Examination of the airplane's fuel tanks revealed the right auxiliary tank contained about 1 quart of green fuel. The left main and auxiliary tanks were found dry, as was the right main fuel tank. The fuel selector, for the left engine, was found selected to the "ON" position for the left auxiliary tank, and the fuel boost pump was found in the "OFF" position. The fuel selector, for the right engine, was found selected to the "ON" position for the right main tank, and the fuel boost pump was found in the "OFF" position. There was no fuel spillage observed at the crash site, either on the ground, or trees, and there were no breaches found throughout the fuel system. Examination of the fuel selectors revealed that they were free to move through all positions. The fuel supply lines were found clear and unobstructed.
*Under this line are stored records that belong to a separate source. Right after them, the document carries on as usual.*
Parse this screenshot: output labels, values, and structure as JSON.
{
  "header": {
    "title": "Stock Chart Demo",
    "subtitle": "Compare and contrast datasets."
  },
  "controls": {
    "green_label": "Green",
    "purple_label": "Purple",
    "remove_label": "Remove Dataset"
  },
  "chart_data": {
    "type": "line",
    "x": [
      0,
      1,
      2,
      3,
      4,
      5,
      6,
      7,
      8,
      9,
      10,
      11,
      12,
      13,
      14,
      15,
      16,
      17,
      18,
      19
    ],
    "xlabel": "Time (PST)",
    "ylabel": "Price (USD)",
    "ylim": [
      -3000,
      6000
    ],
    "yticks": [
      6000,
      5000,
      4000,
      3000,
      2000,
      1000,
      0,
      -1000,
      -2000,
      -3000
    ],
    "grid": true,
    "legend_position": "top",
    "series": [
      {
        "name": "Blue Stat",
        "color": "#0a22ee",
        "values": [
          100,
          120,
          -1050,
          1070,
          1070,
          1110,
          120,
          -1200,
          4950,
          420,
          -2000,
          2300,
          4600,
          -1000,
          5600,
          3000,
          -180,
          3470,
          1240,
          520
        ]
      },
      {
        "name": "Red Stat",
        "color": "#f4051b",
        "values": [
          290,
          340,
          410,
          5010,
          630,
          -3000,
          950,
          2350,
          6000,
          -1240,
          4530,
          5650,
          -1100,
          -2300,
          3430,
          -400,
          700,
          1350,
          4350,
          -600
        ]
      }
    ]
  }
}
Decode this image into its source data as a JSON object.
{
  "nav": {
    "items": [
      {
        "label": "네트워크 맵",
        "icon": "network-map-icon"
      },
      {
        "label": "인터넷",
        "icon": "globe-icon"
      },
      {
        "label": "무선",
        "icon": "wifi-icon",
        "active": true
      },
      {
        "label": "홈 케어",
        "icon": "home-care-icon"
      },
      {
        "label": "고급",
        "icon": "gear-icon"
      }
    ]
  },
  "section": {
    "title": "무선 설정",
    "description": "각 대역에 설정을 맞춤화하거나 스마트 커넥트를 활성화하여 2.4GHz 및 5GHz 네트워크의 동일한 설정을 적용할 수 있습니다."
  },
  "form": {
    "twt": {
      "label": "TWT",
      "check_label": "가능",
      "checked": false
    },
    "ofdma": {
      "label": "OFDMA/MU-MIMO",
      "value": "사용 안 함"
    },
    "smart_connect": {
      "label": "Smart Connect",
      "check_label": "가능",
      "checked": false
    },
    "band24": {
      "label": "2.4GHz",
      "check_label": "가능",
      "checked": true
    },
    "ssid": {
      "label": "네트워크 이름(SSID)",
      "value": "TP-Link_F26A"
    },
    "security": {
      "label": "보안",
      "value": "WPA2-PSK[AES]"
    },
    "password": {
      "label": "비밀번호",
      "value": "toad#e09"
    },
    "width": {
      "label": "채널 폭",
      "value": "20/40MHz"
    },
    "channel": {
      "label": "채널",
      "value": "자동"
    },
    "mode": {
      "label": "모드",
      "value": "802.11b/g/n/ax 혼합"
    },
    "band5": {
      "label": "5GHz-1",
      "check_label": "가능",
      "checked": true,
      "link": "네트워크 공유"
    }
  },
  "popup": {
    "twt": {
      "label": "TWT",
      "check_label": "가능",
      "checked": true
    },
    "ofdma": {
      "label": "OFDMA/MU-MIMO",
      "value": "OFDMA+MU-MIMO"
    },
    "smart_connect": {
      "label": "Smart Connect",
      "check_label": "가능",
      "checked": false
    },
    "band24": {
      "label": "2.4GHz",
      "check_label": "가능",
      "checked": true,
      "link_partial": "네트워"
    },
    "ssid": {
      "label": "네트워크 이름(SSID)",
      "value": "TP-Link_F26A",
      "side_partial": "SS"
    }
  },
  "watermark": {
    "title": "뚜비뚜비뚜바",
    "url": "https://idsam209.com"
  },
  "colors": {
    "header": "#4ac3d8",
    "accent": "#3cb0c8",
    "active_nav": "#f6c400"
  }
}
Overall visual examination of the engine compartment and airframe did not reveal any evidence of fuel stains or fuel leakage.
According to the Beechcraft, 95-B55, Operators Manual, Section III, Emergency Procedures, check list for engine failure, the following check list items were examined and their related position were recorded at the crash site:
* "Landing and Flaps-UP" [Both the flaps and landing gear were confirmed in the "UP" position] * "Throttle (inoperative engine)-CLOSED" [Left engine throttle "CLOSED"- Right engine throttle midrange] * "Propeller (inoperative engine)-FEATHER" [ Both propeller levers in the full decrease position] * "Mixture Control- IDLE CUT-OFF" [Both mixture controls found in the midrange positions] * "Fuel Selector-OFF" [Left tank on-AUX- Right tank on-MAIN] * "Fuel Boost Pump-OFF" [ Both fuel boost pumps confirmed in the "OFF" position] * "Magneto/Start Switch-OFF" [Both left and right engine magnetos were found in the "BOTH-ON" position] * "Generator/Alternator Switch-OFF" [Switches confirmed in the "OFF" position]
In a telephone conversation with the pilot's son at 1530, on August 26, 1997, the son told the NTSB investigator-in-charge that it was company policy to "top off" each aircraft with fuel after each flight. In referance to N5678K, the son said it was possible the airplane was "not topped off" on the last flight, because the "plane had not flown for a couple of weeks" before the accident flight, and "they did not keep refueling records, so it could not be proven." In addition, the son said, "[his] father pulled the aircraft out, and [he] did not know if anyone saw him put gas in it." The load manifest for this flight indicated that there were "74 gallons" of fuel in the main tanks, and "60 gallons" of fuel in the auxiliary tanks.
The fuel flow and fuel burn rates were calculated using Beechcraft's performance charts, and known information. The 95-B55, had a total fuel capacity of 142 gallons, of which 136 gallons were usable fuel. A direct flight from Ankeny, Iowa, to the crash site was 469 sm. One quart of fuel was drained from the right auxiliary fuel tank at the crash site. The flight from Iowa to Tennessee, was 2 hours 20 minutes (2.3) in duration. Using the formula, fuel rate [gals]= total gallons [134 per the manifest], divided by time [2.3], equals a fuel flow of 58.3 gallons per hour. The Beechcraft performance charts showed that fuel flow at full throttle is about 25 gallons per hour (GPH). At a fuel flow rate of 25 gallons per hour, the total fuel used for a 2-hour 20-minute flight should have been about 57.5 gallons.
The aircraft wreckage was released to Mr. Buford Mathias, the property owner, on behalf of the owner's insurance company, on August 24, 1997.